ANSWERING the catchcry – “Brothers, what must we do?” (Acts 2:37) – more than 860 men gathered in small groups at 42 hubs and individually online in homes for the inaugural Australian Catholic Men’s Gathering 2020 last Saturday.
Event organiser and MEN Alive founder Robert Falzon said the event was a “huge step” for the Church in engaging men.
He said the Plenary Council was a sign the Church wanted to work on itself and improve itself.
By the data, he said, the most important group to work on is men.
“Fastest diminishing demographic in the Church is male,” he said, especially referring to 20-40-year-old men.
“And everybody nods their head when I say that because you look at your parish and you nod your head and you say, ‘Where are they?’”
But the conference proved there was a thirst for Church all the same.
Brisbane Catholic Arnaud Hurdoyal was one of about 25 men who gathered in a small group at the Emmaus Centre.
He said being able to sit in a larger group of men, knowing there were hundreds more around the nation, with some still in isolation, joined in united worship and “being filled up by the wisdom shared” was invigorating.
He said it also “empowered me in my journey as a husband and father to first be the example of Jesus in my family and secondly, use what’s left of that time to continue to give to the Church and to the world that so desperately needs real authentic manhood at present”.
Brisbane Catholic Joseph Grogan watched the event online from home, discussing the content and small group questions with his father.
He said he appreciated the event as a “timely, perhaps even urgent” initiative in the “increasingly co-responsible Church”.
Mr Grogan said the speakers and musicians helped galvanise involvement and expanded “our apostolic imagination through the challenge – ‘Brothers, what must we do?’”.
Mr Falzon said the Australian Catholic Men’s Gathering was significant because it represented the “largest Catholic conference of its kind ever” in Australia.
It rivalled the likes of the Australian Catholic Youth Festival in numbers for a Church-run event.
Mr Falzon said a major challenge was building in an opportunity for encounter while adhering to COVID-19 social distancing requirements and online technology.
“Usually the encounter happens in the gathering and sharing that men have,” he said.
“And we said, why can’t we have gatherings nationally and men gather and experience the material only limited by the numbers that COVID will allow and the distancing that covid will allow.”

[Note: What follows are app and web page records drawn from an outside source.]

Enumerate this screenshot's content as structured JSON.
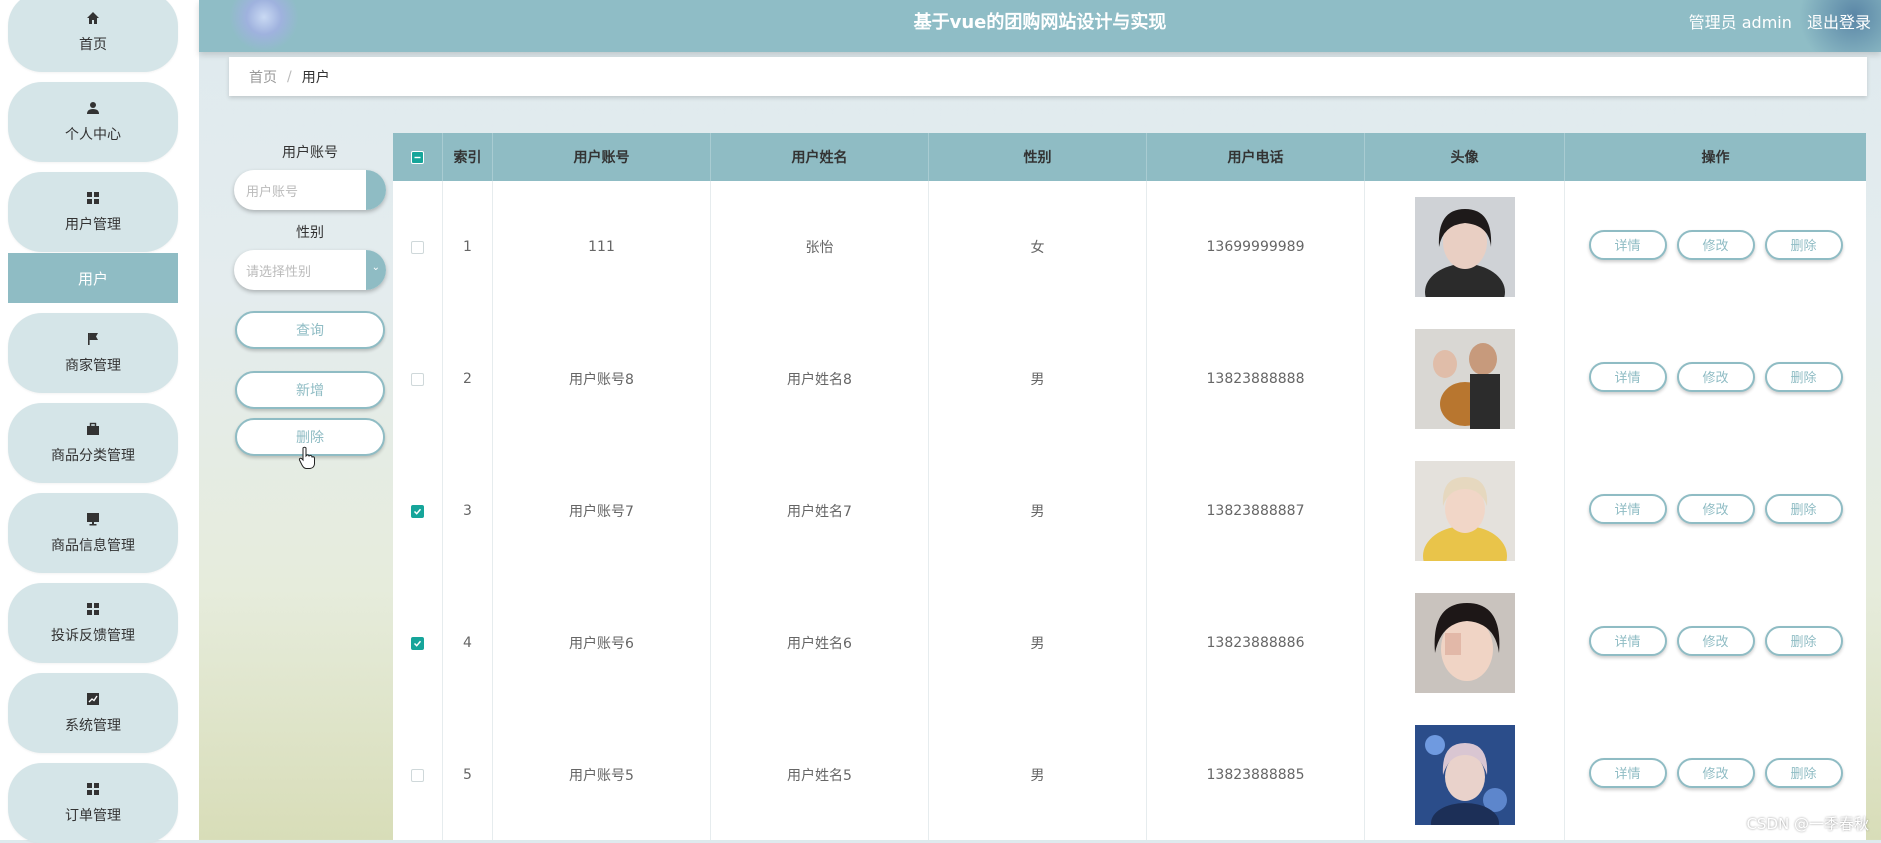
{
  "header": {
    "title": "基于vue的团购网站设计与实现",
    "admin_label": "管理员 admin",
    "logout_label": "退出登录"
  },
  "sidebar": {
    "items": [
      {
        "label": "首页",
        "icon": "home-icon"
      },
      {
        "label": "个人中心",
        "icon": "user-icon"
      },
      {
        "label": "用户管理",
        "icon": "grid-icon"
      },
      {
        "label": "商家管理",
        "icon": "flag-icon"
      },
      {
        "label": "商品分类管理",
        "icon": "briefcase-icon"
      },
      {
        "label": "商品信息管理",
        "icon": "monitor-icon"
      },
      {
        "label": "投诉反馈管理",
        "icon": "grid-icon"
      },
      {
        "label": "系统管理",
        "icon": "chart-icon"
      },
      {
        "label": "订单管理",
        "icon": "grid-icon"
      }
    ],
    "sub_item": "用户"
  },
  "breadcrumb": {
    "home": "首页",
    "sep": "/",
    "current": "用户"
  },
  "search": {
    "account_label": "用户账号",
    "account_placeholder": "用户账号",
    "gender_label": "性别",
    "gender_placeholder": "请选择性别",
    "query_btn": "查询",
    "add_btn": "新增",
    "delete_btn": "删除"
  },
  "table": {
    "headers": [
      "索引",
      "用户账号",
      "用户姓名",
      "性别",
      "用户电话",
      "头像",
      "操作"
    ],
    "op_labels": {
      "detail": "详情",
      "edit": "修改",
      "delete": "删除"
    },
    "rows": [
      {
        "index": "1",
        "account": "111",
        "name": "张怡",
        "gender": "女",
        "phone": "13699999989",
        "checked": false
      },
      {
        "index": "2",
        "account": "用户账号8",
        "name": "用户姓名8",
        "gender": "男",
        "phone": "13823888888",
        "checked": false
      },
      {
        "index": "3",
        "account": "用户账号7",
        "name": "用户姓名7",
        "gender": "男",
        "phone": "13823888887",
        "checked": true
      },
      {
        "index": "4",
        "account": "用户账号6",
        "name": "用户姓名6",
        "gender": "男",
        "phone": "13823888886",
        "checked": true
      },
      {
        "index": "5",
        "account": "用户账号5",
        "name": "用户姓名5",
        "gender": "男",
        "phone": "13823888885",
        "checked": false
      }
    ]
  },
  "watermark": "CSDN @一季春秋",
  "colors": {
    "accent": "#8fbcc4",
    "check": "#16a59a"
  }
}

There were 42 host sites – called hubs – located in parishes and community halls in every state and territory.
Brisbane archdiocese had six hubs and three more in Queensland in Gladstone, Rockhampton and Bundaberg.

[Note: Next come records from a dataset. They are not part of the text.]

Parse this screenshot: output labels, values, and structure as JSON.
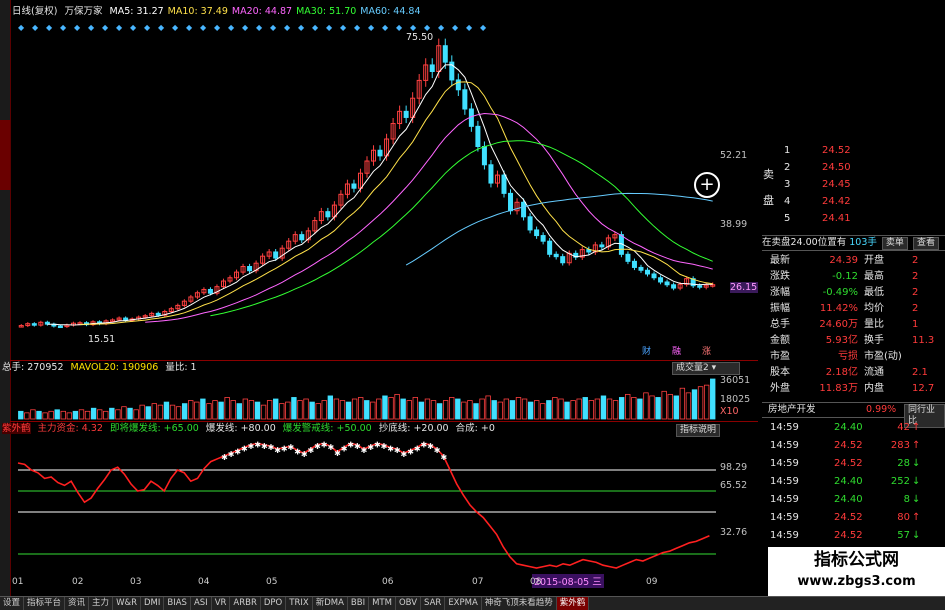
{
  "price_panel": {
    "period": "日线(复权)",
    "stock_name": "万保万家",
    "ma_labels": [
      {
        "label": "MA5: 31.27",
        "color": "#ffffff"
      },
      {
        "label": "MA10: 37.49",
        "color": "#ffe14a"
      },
      {
        "label": "MA20: 44.87",
        "color": "#ff66ff"
      },
      {
        "label": "MA30: 51.70",
        "color": "#33ff33"
      },
      {
        "label": "MA60: 44.84",
        "color": "#66ccff"
      }
    ],
    "y_labels": [
      "52.21",
      "38.99",
      "26.15"
    ],
    "high_mark": "75.50",
    "low_mark": "15.51",
    "badges": [
      {
        "text": "财",
        "color": "#4aa3ff"
      },
      {
        "text": "融",
        "color": "#ff66ff"
      },
      {
        "text": "涨",
        "color": "#ff7777"
      }
    ],
    "zoom_icon": "plus-circle-icon",
    "candles": [
      15.8,
      16.2,
      15.9,
      16.5,
      16.1,
      15.7,
      15.6,
      15.9,
      16.3,
      16.4,
      16.0,
      16.6,
      16.2,
      16.8,
      17.0,
      17.4,
      16.9,
      17.2,
      17.6,
      17.9,
      18.4,
      18.0,
      18.8,
      19.4,
      20.1,
      21.0,
      21.9,
      22.8,
      23.5,
      22.7,
      24.1,
      25.3,
      26.0,
      27.2,
      28.4,
      27.5,
      29.1,
      30.6,
      31.5,
      30.2,
      32.3,
      33.8,
      35.2,
      34.1,
      36.0,
      38.2,
      40.1,
      39.0,
      41.5,
      43.8,
      46.0,
      45.1,
      48.3,
      50.9,
      53.2,
      52.0,
      55.6,
      58.9,
      61.5,
      60.2,
      64.3,
      68.1,
      71.4,
      70.0,
      75.5,
      72.0,
      68.2,
      66.1,
      62.0,
      58.3,
      54.0,
      50.1,
      46.2,
      47.9,
      44.0,
      40.3,
      42.1,
      39.0,
      36.2,
      35.0,
      33.8,
      31.0,
      30.5,
      29.2,
      31.2,
      30.4,
      32.0,
      31.5,
      33.0,
      32.6,
      34.5,
      35.2,
      31.0,
      29.5,
      28.2,
      27.6,
      26.8,
      26.0,
      25.1,
      24.5,
      23.8,
      24.6,
      25.8,
      24.3,
      24.0,
      24.4,
      24.52
    ]
  },
  "volume_panel": {
    "total_label": "总手: 270952",
    "mavol_label": "MAVOL20: 190906",
    "vol_ratio_label": "量比: 1",
    "dropdown": "成交量2",
    "y_labels": [
      "36051",
      "18025",
      "X10"
    ],
    "bars": [
      5,
      4,
      6,
      5,
      4,
      5,
      6,
      5,
      4,
      5,
      6,
      5,
      7,
      6,
      5,
      7,
      6,
      8,
      7,
      6,
      9,
      8,
      10,
      9,
      11,
      9,
      8,
      10,
      12,
      11,
      13,
      10,
      12,
      11,
      14,
      12,
      10,
      13,
      12,
      11,
      9,
      12,
      13,
      10,
      11,
      14,
      12,
      13,
      11,
      10,
      12,
      15,
      13,
      12,
      11,
      13,
      14,
      12,
      11,
      13,
      15,
      14,
      16,
      13,
      12,
      14,
      11,
      13,
      12,
      10,
      12,
      14,
      13,
      11,
      12,
      10,
      13,
      15,
      12,
      11,
      13,
      12,
      14,
      13,
      11,
      12,
      10,
      12,
      14,
      13,
      11,
      12,
      13,
      14,
      12,
      13,
      15,
      13,
      12,
      14,
      16,
      14,
      13,
      17,
      15,
      14,
      18,
      16,
      15,
      20,
      17,
      19,
      21,
      22,
      26
    ]
  },
  "indicator_panel": {
    "name": "紫外鹤",
    "main_fund": "主力资金: 4.32",
    "line1": "即将爆发线: +65.00",
    "line2": "爆发线: +80.00",
    "line3": "爆发警戒线: +50.00",
    "line4": "抄底线: +20.00",
    "line5": "合成: +0",
    "help": "指标说明",
    "y_labels": [
      "98.29",
      "65.52",
      "32.76"
    ],
    "date_badge": "2015-08-05 三",
    "values": [
      85,
      84,
      80,
      78,
      74,
      75,
      71,
      69,
      72,
      64,
      57,
      60,
      67,
      73,
      80,
      82,
      77,
      70,
      65,
      66,
      72,
      69,
      65,
      74,
      80,
      78,
      72,
      74,
      81,
      86,
      88,
      90,
      92,
      94,
      96,
      98,
      99,
      98,
      97,
      95,
      96,
      97,
      94,
      92,
      95,
      98,
      99,
      97,
      93,
      96,
      99,
      98,
      95,
      97,
      99,
      98,
      96,
      95,
      92,
      94,
      96,
      99,
      98,
      95,
      90,
      80,
      70,
      62,
      55,
      50,
      46,
      40,
      34,
      25,
      18,
      13,
      12,
      11,
      10,
      11,
      12,
      11,
      13,
      12,
      14,
      16,
      15,
      14,
      12,
      11,
      10,
      12,
      14,
      16,
      15,
      17,
      19,
      21,
      22,
      24,
      26,
      28,
      29,
      31,
      33
    ],
    "x_ticks": [
      "01",
      "02",
      "03",
      "04",
      "05",
      "06",
      "07",
      "08",
      "09"
    ]
  },
  "right_panel": {
    "sell_label": "卖盘",
    "sell_levels": [
      {
        "n": "1",
        "p": "24.52"
      },
      {
        "n": "2",
        "p": "24.50"
      },
      {
        "n": "3",
        "p": "24.45"
      },
      {
        "n": "4",
        "p": "24.42"
      },
      {
        "n": "5",
        "p": "24.41"
      }
    ],
    "position_line": "在卖盘24.00位置有",
    "position_vol": "103手",
    "sell_btn": "卖单",
    "view_btn": "查看",
    "stats": [
      {
        "k": "最新",
        "v": "24.39",
        "k2": "开盘",
        "v2": "2"
      },
      {
        "k": "涨跌",
        "v": "-0.12",
        "k2": "最高",
        "v2": "2"
      },
      {
        "k": "涨幅",
        "v": "-0.49%",
        "k2": "最低",
        "v2": "2"
      },
      {
        "k": "振幅",
        "v": "11.42%",
        "k2": "均价",
        "v2": "2"
      },
      {
        "k": "总手",
        "v": "24.60万",
        "k2": "量比",
        "v2": "1"
      },
      {
        "k": "金额",
        "v": "5.93亿",
        "k2": "换手",
        "v2": "11.3"
      },
      {
        "k": "市盈",
        "v": "亏损",
        "k2": "市盈(动)",
        "v2": ""
      },
      {
        "k": "股本",
        "v": "2.18亿",
        "k2": "流通",
        "v2": "2.1"
      },
      {
        "k": "外盘",
        "v": "11.83万",
        "k2": "内盘",
        "v2": "12.7"
      }
    ],
    "sector": "房地产开发",
    "sector_pct": "0.99%",
    "sector_btn": "同行业比",
    "ticks": [
      {
        "t": "14:59",
        "p": "24.40",
        "v": "42",
        "c": "red"
      },
      {
        "t": "14:59",
        "p": "24.52",
        "v": "283",
        "c": "red"
      },
      {
        "t": "14:59",
        "p": "24.52",
        "v": "28",
        "c": "green"
      },
      {
        "t": "14:59",
        "p": "24.40",
        "v": "252",
        "c": "green"
      },
      {
        "t": "14:59",
        "p": "24.40",
        "v": "8",
        "c": "green"
      },
      {
        "t": "14:59",
        "p": "24.52",
        "v": "80",
        "c": "red"
      },
      {
        "t": "14:59",
        "p": "24.52",
        "v": "57",
        "c": "green"
      }
    ]
  },
  "watermark": {
    "line1": "指标公式网",
    "line2": "www.zbgs3.com"
  },
  "bottom_tabs": [
    "设置",
    "指标平台",
    "资讯",
    "主力",
    "W&R",
    "DMI",
    "BIAS",
    "ASI",
    "VR",
    "ARBR",
    "DPO",
    "TRIX",
    "新DMA",
    "BBI",
    "MTM",
    "OBV",
    "SAR",
    "EXPMA",
    "神奇飞顶未看趋势",
    "紫外鹤"
  ]
}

There was even one in Uganda and Kenya as well as in New Zealand.
Mr Falzon said a group from Colorado in the United States had even reached out about the event, praising the organisers for the content.
The event consisted of four hour-long pre-recorded modules that were transmitted via YouTube.
The sessions had input from speakers and musicians, along with discussion points and reflection exercises.
Mr Falzon said the video content would remain online for the next month for people to register and access on the Australian Catholic Bishops Conference website.
Speaking to Vatican News before the event, Sydney Archbishop Anthony Fisher said the vision behind the gathering came from the desire to see more men engaged in the life and the mission of the Church.
Especially as there is the long-running assumption, that men are not as committed as women in spiritual matters, he said.
“We do not want to sell our men short,” he said.
“Our men are every bit as much spiritual beings as our women are, and we want them to know Christ and to pray and to have a sense of their mission in the world.”